This volume offers a fresh appraisal of the importance of Bertolt Brecht's theory and practice through the documentation of his influence on other dramatists and directors, the examination of how his plays have been interpreted on stage and how his theories have been modified by his followers, and through a selection of the most challenging recent critical approaches to his work. The collection is distinguished by the presence of established scholars in the field, and by a unique contribution from East Germany, including essays by Manfred Wekwerth, present director of the Berliner Ensemble, by Joachim Tenschert, its chief dramaturg and the person most closely associated with Brecht in his final years, and by Rolf Rohmer, former Artistic Director of the Deutsches Theater in East Berlin. The place of Brecht's work in the German, French and English theatre today is assessed by Klaus Volker, Brecht's biographer and general editor of his work, by Bernard Dort, and John Willett. Brecht's theatrical practice is examined by Martin Esslin and Maarten van Dijk.
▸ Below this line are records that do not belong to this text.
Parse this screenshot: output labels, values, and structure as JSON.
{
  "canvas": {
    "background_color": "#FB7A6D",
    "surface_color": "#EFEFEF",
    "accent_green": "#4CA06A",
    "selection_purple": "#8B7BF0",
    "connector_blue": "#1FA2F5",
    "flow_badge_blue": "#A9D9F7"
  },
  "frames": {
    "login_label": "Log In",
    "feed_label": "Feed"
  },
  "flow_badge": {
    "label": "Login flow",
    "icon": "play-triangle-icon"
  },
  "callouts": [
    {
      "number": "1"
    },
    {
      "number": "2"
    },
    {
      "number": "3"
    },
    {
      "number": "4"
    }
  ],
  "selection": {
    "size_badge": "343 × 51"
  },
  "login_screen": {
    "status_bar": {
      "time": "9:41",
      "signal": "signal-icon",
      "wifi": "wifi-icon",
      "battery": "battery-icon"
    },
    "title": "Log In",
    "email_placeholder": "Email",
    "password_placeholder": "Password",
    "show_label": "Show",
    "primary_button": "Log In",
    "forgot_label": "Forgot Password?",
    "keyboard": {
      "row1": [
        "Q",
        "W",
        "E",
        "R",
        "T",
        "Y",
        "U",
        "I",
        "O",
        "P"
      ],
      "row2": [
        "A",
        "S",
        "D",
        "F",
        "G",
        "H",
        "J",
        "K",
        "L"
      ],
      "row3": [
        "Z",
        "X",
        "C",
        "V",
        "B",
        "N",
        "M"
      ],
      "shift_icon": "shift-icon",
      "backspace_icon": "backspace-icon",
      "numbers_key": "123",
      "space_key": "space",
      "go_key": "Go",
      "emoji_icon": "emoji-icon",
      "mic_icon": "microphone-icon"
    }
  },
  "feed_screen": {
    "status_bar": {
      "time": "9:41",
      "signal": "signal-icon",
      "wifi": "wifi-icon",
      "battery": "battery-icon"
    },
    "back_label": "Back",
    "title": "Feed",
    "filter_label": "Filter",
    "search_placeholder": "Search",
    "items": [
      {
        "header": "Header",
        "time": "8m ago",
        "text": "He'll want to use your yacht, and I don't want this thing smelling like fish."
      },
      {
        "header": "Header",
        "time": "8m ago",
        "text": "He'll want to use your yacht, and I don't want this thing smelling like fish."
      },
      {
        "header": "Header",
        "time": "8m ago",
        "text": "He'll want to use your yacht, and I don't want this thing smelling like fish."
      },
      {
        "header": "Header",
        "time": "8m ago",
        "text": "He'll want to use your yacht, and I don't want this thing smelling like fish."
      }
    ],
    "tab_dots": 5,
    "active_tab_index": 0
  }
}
Productions of Mother Courage and Hamlet, directed by Benno Besson, Brecht's most brilliant follower, are examined; Brecht's influence on contemporary film criticism is the subject of a substantial contribution by Thomas Elsaesser; and his importance for feminist film and theatre is assessed. Finally, Eric Bentley, in a provocative essay, calls the whole idea of influence into question.